=== RECORDS SUPPLIED ===

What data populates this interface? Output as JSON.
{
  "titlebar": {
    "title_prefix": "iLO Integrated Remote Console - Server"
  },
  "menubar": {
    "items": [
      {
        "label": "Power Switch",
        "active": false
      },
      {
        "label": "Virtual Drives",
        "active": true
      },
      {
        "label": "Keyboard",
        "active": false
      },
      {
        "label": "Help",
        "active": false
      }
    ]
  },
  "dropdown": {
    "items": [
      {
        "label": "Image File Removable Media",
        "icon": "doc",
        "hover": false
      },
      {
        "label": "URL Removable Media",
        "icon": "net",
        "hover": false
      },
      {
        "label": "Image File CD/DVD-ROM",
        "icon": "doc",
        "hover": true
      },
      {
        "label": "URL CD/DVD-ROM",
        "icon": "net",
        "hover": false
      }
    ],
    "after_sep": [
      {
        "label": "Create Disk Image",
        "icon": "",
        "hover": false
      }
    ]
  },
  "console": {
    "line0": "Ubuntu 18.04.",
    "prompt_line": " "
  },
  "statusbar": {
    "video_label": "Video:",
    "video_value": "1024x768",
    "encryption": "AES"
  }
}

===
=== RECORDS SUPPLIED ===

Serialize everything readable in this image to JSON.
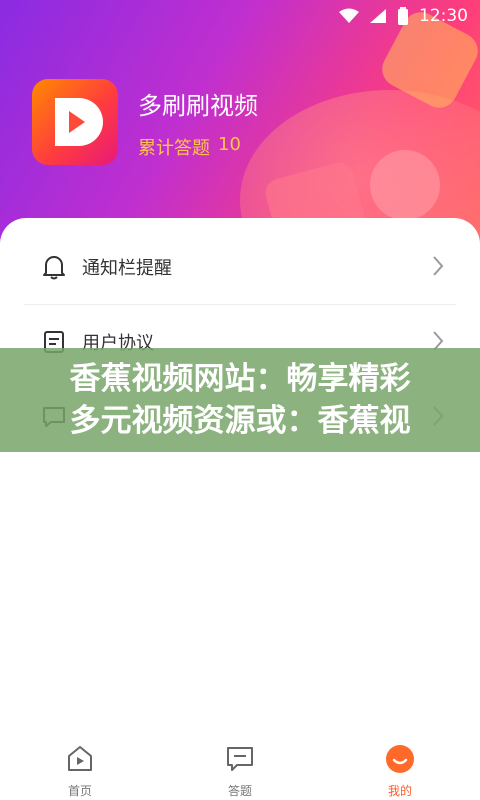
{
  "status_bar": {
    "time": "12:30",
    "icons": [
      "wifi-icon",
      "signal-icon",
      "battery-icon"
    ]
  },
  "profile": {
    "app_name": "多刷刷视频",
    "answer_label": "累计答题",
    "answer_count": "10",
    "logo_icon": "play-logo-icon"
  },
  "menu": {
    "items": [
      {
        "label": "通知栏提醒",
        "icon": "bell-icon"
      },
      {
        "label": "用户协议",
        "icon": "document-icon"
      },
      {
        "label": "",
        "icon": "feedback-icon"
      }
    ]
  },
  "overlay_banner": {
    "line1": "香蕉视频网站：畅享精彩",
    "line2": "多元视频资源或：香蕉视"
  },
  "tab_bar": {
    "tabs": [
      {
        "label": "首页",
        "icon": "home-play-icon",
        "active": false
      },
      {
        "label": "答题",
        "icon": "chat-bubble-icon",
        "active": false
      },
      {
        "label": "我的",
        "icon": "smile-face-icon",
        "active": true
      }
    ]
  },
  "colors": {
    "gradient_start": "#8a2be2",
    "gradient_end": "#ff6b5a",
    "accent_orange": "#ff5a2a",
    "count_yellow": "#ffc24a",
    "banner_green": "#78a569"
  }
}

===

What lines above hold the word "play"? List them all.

    "logo_icon": "play-logo-icon"
        "icon": "home-play-icon",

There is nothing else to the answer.